IN what could be one of the biggest cybercrimes ever reported in the country, National Foods, a local manufacturer and marketer of food products, lost over US$6 million to criminals who hacked into its computer systems and accessed credentials to transfer money from its bank accounts.
The suspects, including two foreigners, engineered an intricate phishing scam that began with the scammers sending an e-mail purportedly from a South African financial institution to the National Foods’ finance manager.
Phishing is the fraudulent practice of sending e-mails disguised as electronic messages from reputable companies to induce individuals to reveal personal information, such as passwords.
Upon opening the e-mail, Natfoods’ computer system was corrupted. This gave the fraudsters access to the company’s computer system, including authorisation to process financial transactions.
The scammers then began instructing the firm’s banks to deposit money into their own bank accounts in South Africa using the finance administrator’s credentials.
Zimbabwe Republic Police spokesperson Assistant Commissioner Paul Nyathi confirmed the case.
“I can confirm that we have that case. I will have the full details by Monday.
Sources close to the case said local banks were made to believe they were receiving genuine instructions to transfer funds from Natfoods.
The funds were transferred into two South African banks — FNB and First Rand Bank — on numerous occasions between September and October last year.
The scandal only came to light in November following an internal financial audit that uncovered the suspicious transactions amounting to millions of dollars.
An investigation was then instituted to look at transactions between Natfoods and two local banks that dealt with the food processing company, and it was established that their computer system had been compromised.

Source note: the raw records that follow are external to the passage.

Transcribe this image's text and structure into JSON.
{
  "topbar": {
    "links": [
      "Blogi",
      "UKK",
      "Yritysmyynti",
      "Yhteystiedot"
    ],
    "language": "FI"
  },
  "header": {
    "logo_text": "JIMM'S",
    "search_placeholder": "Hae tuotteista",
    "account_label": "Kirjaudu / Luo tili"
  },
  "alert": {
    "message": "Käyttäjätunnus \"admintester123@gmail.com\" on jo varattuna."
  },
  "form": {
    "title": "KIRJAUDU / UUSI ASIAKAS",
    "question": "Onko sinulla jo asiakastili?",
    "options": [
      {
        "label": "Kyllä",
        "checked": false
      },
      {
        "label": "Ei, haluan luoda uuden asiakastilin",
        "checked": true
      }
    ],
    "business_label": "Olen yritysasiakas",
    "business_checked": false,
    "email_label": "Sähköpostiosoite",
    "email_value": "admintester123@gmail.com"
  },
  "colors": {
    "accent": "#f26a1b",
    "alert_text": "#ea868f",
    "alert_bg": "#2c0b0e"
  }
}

“Local investigations established that the company’s computer system was hacked through the finance manager’s email.